Methods for Natural Soil Care
1. Composting: Composting is the process of decomposing organic materials, such as kitchen waste, plant residues, and livestock manure, to produce nutrient-rich compost. This natural fertilizer improves soil structure, promotes moisture retention, and enhances nutrient availability. Composting also reduces the need for synthetic fertilizers and helps in managing organic waste efficiently.
2. Cover Cropping: Planting cover crops, such as legumes, grasses, or clover, during fallow periods or between cash crops is an effective method for natural soil care. Cover crops help in preventing soil erosion, suppressing weed growth, fixing nitrogen, and adding organic matter to the soil. These plants act as living mulches and improve soil fertility and structure.
3. Crop Rotation: Crop rotation involves growing different crops in a sequential manner in the same field. This practice disrupts pest and disease cycles, improves soil nutrient distribution, reduces soil-borne diseases, and enhances biodiversity. Crop rotation can help in maintaining soil health and fertility, reducing pesticide usage, and promoting natural pest control.
4. Mulching: Mulching involves covering the soil surface with a layer of organic material, such as straw, wood chips, or leaves. This protective layer conserves moisture, suppresses weed growth, regulates soil temperature, and enhances soil fertility. Organic mulches decompose over time, adding organic matter to the soil and improving its structure.
5. Vermicomposting: Vermicomposting is the process of recycling organic waste using earthworms. Worms convert the waste materials into nutrient-rich castings or vermicompost. This natural fertilizer is a great source of beneficial microorganisms and plant nutrients.
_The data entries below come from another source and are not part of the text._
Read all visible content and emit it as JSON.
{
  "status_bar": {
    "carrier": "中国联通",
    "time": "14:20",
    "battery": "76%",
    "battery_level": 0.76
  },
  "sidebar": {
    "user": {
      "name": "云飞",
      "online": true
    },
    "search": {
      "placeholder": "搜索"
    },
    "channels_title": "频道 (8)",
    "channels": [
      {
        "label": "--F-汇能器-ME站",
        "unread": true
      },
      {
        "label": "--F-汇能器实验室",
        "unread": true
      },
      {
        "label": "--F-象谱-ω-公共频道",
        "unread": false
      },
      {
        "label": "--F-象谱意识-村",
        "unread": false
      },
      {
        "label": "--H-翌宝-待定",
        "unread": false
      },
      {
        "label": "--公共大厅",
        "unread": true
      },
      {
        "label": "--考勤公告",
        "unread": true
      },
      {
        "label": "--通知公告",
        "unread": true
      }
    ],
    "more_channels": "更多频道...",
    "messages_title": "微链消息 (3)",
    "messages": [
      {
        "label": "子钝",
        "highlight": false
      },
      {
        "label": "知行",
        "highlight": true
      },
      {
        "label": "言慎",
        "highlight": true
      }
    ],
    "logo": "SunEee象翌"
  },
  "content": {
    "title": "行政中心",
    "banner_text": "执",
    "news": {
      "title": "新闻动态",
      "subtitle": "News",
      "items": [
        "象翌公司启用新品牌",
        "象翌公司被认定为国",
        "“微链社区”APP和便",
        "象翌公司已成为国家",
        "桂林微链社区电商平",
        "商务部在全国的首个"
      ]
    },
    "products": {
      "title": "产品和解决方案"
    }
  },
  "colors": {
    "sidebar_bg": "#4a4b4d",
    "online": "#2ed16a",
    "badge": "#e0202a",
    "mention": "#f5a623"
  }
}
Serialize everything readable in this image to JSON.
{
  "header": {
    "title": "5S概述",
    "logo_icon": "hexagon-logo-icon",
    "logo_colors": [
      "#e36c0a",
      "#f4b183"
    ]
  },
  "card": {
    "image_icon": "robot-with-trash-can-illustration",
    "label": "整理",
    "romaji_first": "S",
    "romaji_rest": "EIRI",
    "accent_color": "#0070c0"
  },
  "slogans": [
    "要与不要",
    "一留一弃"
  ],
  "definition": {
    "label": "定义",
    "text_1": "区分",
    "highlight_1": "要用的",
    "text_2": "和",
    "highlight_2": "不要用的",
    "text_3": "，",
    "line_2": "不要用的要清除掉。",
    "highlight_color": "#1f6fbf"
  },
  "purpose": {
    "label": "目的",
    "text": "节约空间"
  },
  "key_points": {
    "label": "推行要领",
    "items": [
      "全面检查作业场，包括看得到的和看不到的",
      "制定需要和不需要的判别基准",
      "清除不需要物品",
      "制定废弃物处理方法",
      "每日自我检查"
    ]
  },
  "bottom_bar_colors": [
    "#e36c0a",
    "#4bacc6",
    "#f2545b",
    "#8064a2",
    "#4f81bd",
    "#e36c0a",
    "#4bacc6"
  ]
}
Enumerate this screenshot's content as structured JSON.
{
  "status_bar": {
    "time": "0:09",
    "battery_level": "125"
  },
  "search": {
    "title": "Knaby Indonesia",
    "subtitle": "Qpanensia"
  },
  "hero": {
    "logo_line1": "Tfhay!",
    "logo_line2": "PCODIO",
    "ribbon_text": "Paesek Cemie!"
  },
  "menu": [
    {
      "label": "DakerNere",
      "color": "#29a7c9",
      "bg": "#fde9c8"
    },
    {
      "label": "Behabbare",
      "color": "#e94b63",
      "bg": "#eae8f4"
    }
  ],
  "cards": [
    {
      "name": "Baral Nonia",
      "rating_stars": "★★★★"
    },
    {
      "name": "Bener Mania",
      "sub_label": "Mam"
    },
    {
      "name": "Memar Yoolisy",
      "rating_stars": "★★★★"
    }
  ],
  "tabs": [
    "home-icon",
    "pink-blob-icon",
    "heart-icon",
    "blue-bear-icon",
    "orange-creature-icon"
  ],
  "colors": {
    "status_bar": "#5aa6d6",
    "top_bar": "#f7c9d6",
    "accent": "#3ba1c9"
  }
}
Vermicomposting improves soil aeration, water-holding capacity, and nutrient availability.
Benefits of Natural Soil Care Methods
Natural soil care methods offer numerous benefits over chemical fertilizers:
- Reduced environmental pollution: By minimizing the use of chemical fertilizers, natural soil care methods contribute to reducing water and air pollution caused by excessive nutrient runoff.
- Enhanced soil fertility: Natural methods improve the soil’s physical and chemical properties, including nutrient availability, water-holding capacity, and structure, resulting in healthier and more productive land.
- Cost-effective: Natural soil care practices often require fewer inputs and provide long-term benefits, reducing the costs associated with synthetic fertilizers and pesticides.
- Sustainable farming: By embracing natural soil care methods, farmers contribute to the long-term sustainability of their agricultural practices and protect the overall health of the ecosystem.
Can natural soil care methods be applied on a large scale?
Yes, natural soil care methods can be scaled up to be applied on large agricultural areas. Many farmers around the world have successfully adopted these techniques in their industrial-scale operations.
What are the challenges in transitioning from chemical to natural soil care methods?
Transitioning to natural soil care methods may require adjustments in farming practices, educating farmers about the benefits, and initial investments in infrastructure. However, the long-term advantages outweigh these challenges.
How long does it take to see the benefits of natural soil care methods?
The benefits of natural soil care methods may vary depending on factors such as soil condition, types of crops grown, and specific techniques used. However, improvements in soil health and crop productivity can often be observed within a few growing seasons.